An 85-year-old white male truck driver presented with a skin lesion on his left upper arm, approximately 5 cm above the elbow. He had noticed the lesion approximately 2 months ago as it slowly enlarged and became tender. The lesion often got caught in his sleeve and subsequently bled. He is a former smoker, and he has a history of renal cell carcinoma.
Physical examination revealed a 1.7 × 1.5-cm, red-yellow, raised, crusted nodule with central scaling on the lateral left upper arm. The lesion was tender upon palpation, without any discharge. The rest of the physical examination findings showed a fair-skinned man with areas of blotchy hyperpigmentation over sun-exposed areas.
Answer: Squamous cell carcinomaSee the full case at Consultant360
Given the patient’s history and physical examination findings, this lesion was suspicious for squamous cell carcinoma (SCC).
The patient underwent a wide local excision that included 5-mm margins. Biopsy results confirmed the diagnosis of SCC, without involvement of the deep margins, thus requiring no further surgical or medical intervention. The patient tolerated the procedure well, and his case was followed up on a routine basis after the procedure.
Cutaneous SCC is an invasive, primary cutaneous malignancy arising from keratinocytes of the skin and mucosal surfaces.1 It is caused by skin damage due to UV radiation exposure that leads to neoplastic transformation of epidermal keratinocytes. It is most commonly found on the back of the hands, the forearms, and other sun-exposed areas.
White patients with fair skin are at greatest risk. The most common risk factor is exposure to UV radiation. Other risk factors include tobacco exposure, hydrocarbons exposure, burns, chronic inflammation, chronic infections, immunosuppression, and a personal or family history of skin cancer. Men are affected at a 2 to 1 ratio.2 It is much more common in patients older than 60 years. It is the second most common skin cancer in the United States, with more than 100,000 new US cases of primary SCC diagnosed each year.1
Patients usually present with a nonhealing skin lesion on sun-exposed areas that is hard, scaly and usually bleeds with minimal trauma.2 Lesions may enlarge and become tender over a period of a few weeks to months. They may be over sun-damaged skin with freckled hyperpigmentation, atrophy, and telangiectasia. Typical lesions that go untreated develop into a firm red nodule, with a necrotic crusted lesion.1
Definitive diagnosis and staging are made via biopsy with histopathologic assessment. Treatment involves wide local excision that includes 4-6 mm of margins.3 At sites where tissue sparing is important, Mohs micrographic surgery may be utilized. Electrodessication, curettage, cryotherapy, and radiotherapy can also be used in certain situations. Once diagnosed and treated, it is important that patients have follow-up visits at regular intervals.

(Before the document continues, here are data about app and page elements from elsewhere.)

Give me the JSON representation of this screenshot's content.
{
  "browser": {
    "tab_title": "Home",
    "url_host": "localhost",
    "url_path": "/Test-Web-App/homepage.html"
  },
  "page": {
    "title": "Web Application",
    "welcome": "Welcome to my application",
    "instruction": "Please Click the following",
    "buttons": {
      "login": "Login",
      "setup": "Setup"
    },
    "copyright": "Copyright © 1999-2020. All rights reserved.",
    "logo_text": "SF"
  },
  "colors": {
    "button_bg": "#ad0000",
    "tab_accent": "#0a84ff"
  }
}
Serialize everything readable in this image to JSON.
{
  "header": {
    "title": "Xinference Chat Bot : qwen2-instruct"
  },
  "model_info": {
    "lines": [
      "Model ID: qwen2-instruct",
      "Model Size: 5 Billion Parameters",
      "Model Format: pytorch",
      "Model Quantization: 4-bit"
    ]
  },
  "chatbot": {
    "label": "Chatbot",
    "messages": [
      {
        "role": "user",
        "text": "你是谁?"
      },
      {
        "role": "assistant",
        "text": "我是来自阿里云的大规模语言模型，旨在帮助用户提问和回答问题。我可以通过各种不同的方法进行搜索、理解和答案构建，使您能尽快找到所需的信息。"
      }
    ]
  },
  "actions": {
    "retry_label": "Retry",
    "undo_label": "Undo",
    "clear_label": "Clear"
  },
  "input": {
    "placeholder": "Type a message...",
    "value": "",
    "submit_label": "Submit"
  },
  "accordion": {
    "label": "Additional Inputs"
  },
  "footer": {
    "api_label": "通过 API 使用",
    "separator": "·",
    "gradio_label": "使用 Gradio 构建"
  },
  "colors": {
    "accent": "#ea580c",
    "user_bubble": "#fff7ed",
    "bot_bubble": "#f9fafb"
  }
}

1. Squamous cell carcinoma. In: Habif TP, Campbell JL Jr, Chapman MS, Dinulos JG, Zug KA. Skin Disease Diagnosis and Treatment. 3rd ed. Philadelphia, PA: Saunders Elsevier; 2011:483-487.

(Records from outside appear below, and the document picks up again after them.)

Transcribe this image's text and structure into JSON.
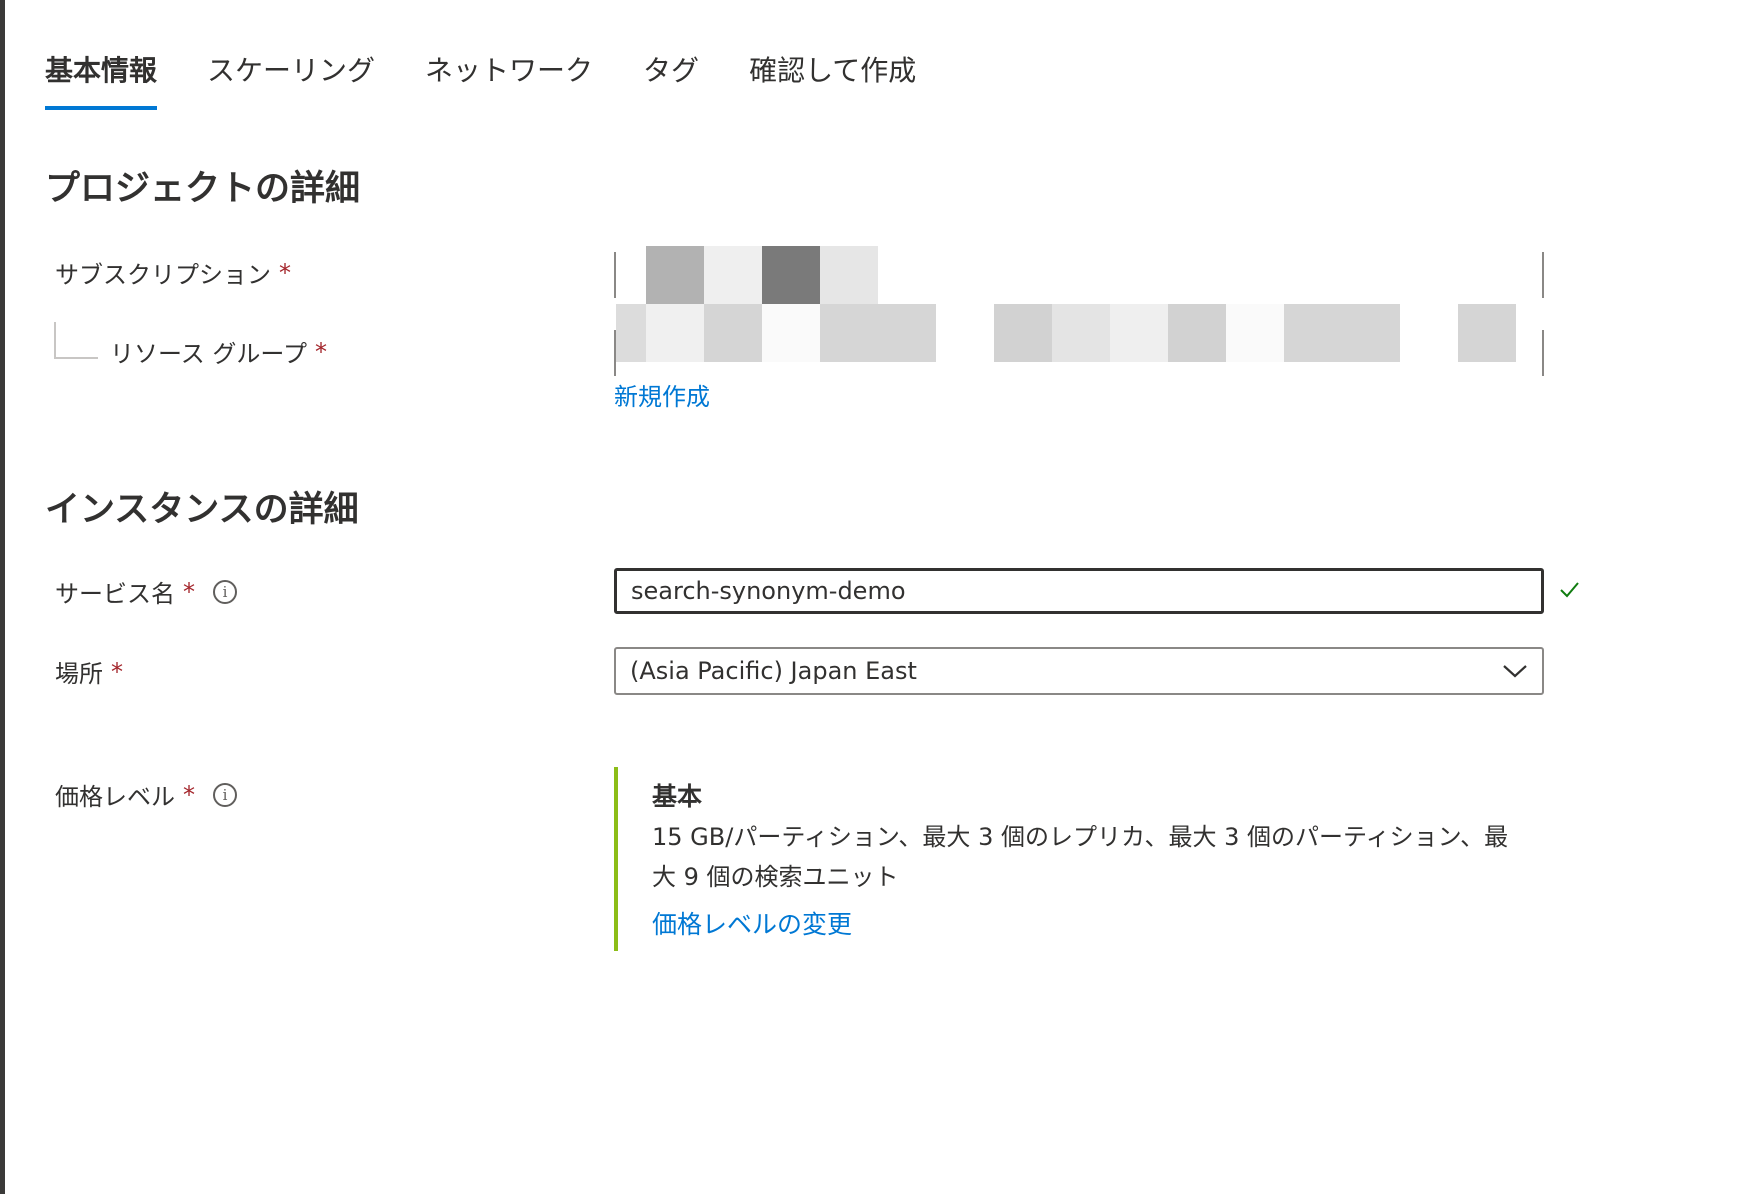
{
  "tabs": [
    {
      "label": "基本情報",
      "active": true
    },
    {
      "label": "スケーリング",
      "active": false
    },
    {
      "label": "ネットワーク",
      "active": false
    },
    {
      "label": "タグ",
      "active": false
    },
    {
      "label": "確認して作成",
      "active": false
    }
  ],
  "project_details": {
    "title": "プロジェクトの詳細",
    "subscription_label": "サブスクリプション",
    "resource_group_label": "リソース グループ",
    "required_mark": "*",
    "create_new_link": "新規作成"
  },
  "instance_details": {
    "title": "インスタンスの詳細",
    "service_name_label": "サービス名",
    "service_name_value": "search-synonym-demo",
    "location_label": "場所",
    "location_value": "(Asia Pacific) Japan East",
    "required_mark": "*",
    "info_icon_glyph": "i"
  },
  "pricing": {
    "label": "価格レベル",
    "tier_name": "基本",
    "tier_description": "15 GB/パーティション、最大 3 個のレプリカ、最大 3 個のパーティション、最大 9 個の検索ユニット",
    "change_link": "価格レベルの変更"
  },
  "colors": {
    "accent": "#0078d4",
    "required": "#a4262c",
    "tier_bar": "#8cbd18",
    "valid_check": "#107c10"
  }
}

2. Cutaneous squamous cell carcinoma. DynaMed Plus. https://www.dynamed.com/topics/dmp~AN~T116909/Cutaneous-squamous-cell-carcinoma. Updated October 28, 2016. Accessed November 8, 2016.

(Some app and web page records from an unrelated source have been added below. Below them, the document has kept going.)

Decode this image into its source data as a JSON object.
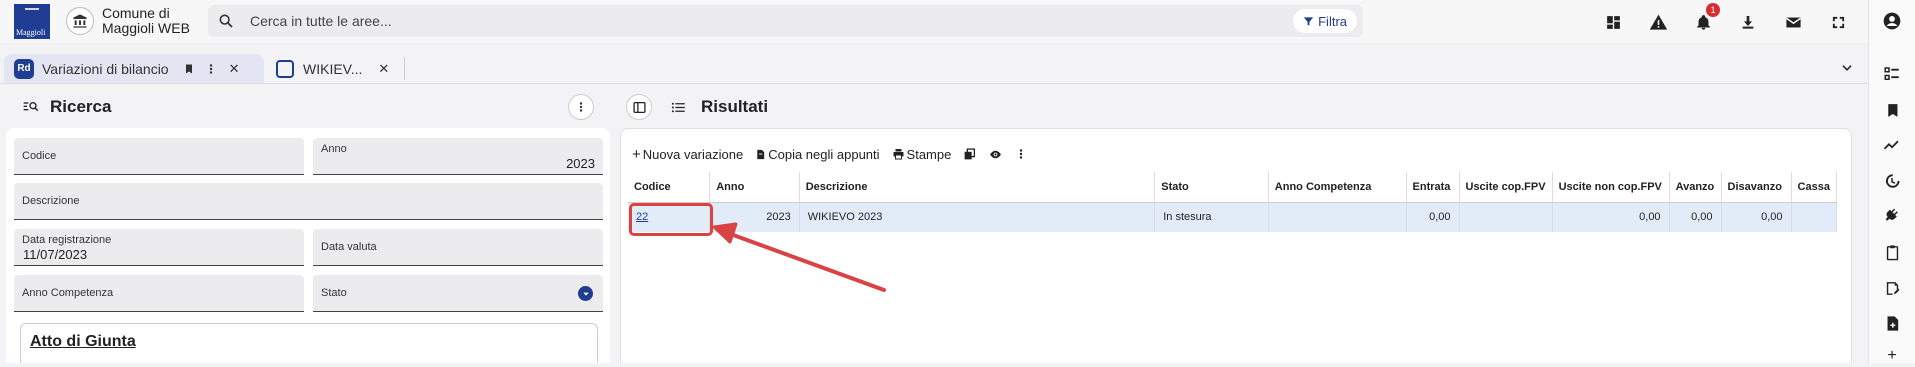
{
  "app": {
    "logo_text": "Maggioli",
    "title_line1": "Comune di",
    "title_line2": "Maggioli WEB"
  },
  "search": {
    "placeholder": "Cerca in tutte le aree...",
    "filter_label": "Filtra"
  },
  "notifications": {
    "count": "1"
  },
  "tabs": [
    {
      "label": "Variazioni di bilancio",
      "icon": "Rd"
    },
    {
      "label": "WIKIEV..."
    }
  ],
  "left": {
    "title": "Ricerca",
    "fields": {
      "codice": {
        "label": "Codice",
        "value": ""
      },
      "anno": {
        "label": "Anno",
        "value": "2023"
      },
      "descrizione": {
        "label": "Descrizione",
        "value": ""
      },
      "data_registrazione": {
        "label": "Data registrazione",
        "value": "11/07/2023"
      },
      "data_valuta": {
        "label": "Data valuta",
        "value": ""
      },
      "anno_competenza": {
        "label": "Anno Competenza",
        "value": ""
      },
      "stato": {
        "label": "Stato",
        "value": ""
      }
    },
    "section_title": "Atto di Giunta"
  },
  "right": {
    "title": "Risultati",
    "toolbar": {
      "new_label": "Nuova variazione",
      "copy_label": "Copia negli appunti",
      "print_label": "Stampe"
    },
    "columns": [
      "Codice",
      "Anno",
      "Descrizione",
      "Stato",
      "Anno Competenza",
      "Entrata",
      "Uscite cop.FPV",
      "Uscite non cop.FPV",
      "Avanzo",
      "Disavanzo",
      "Cassa"
    ],
    "rows": [
      {
        "codice": "22",
        "anno": "2023",
        "descrizione": "WIKIEVO 2023",
        "stato": "In stesura",
        "anno_competenza": "",
        "entrata": "0,00",
        "uscite_cop": "",
        "uscite_non_cop": "0,00",
        "avanzo": "0,00",
        "disavanzo": "0,00",
        "cassa": ""
      }
    ]
  },
  "colors": {
    "brand": "#1f3d93",
    "row_selected": "#e2ecf8",
    "annotation": "#d94343"
  }
}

3. Emer JJ, Waldorf HA. Squamous cell carcinoma. In: Lebwohl MG, Heymann WR, Berth-Jones J, Coulson I, eds. Treatment of Skin Disease: Comprehensive Therapeutic Strategies. 4th ed. Philadelphia, PA: Saunders Elsevier; 2014:718-722.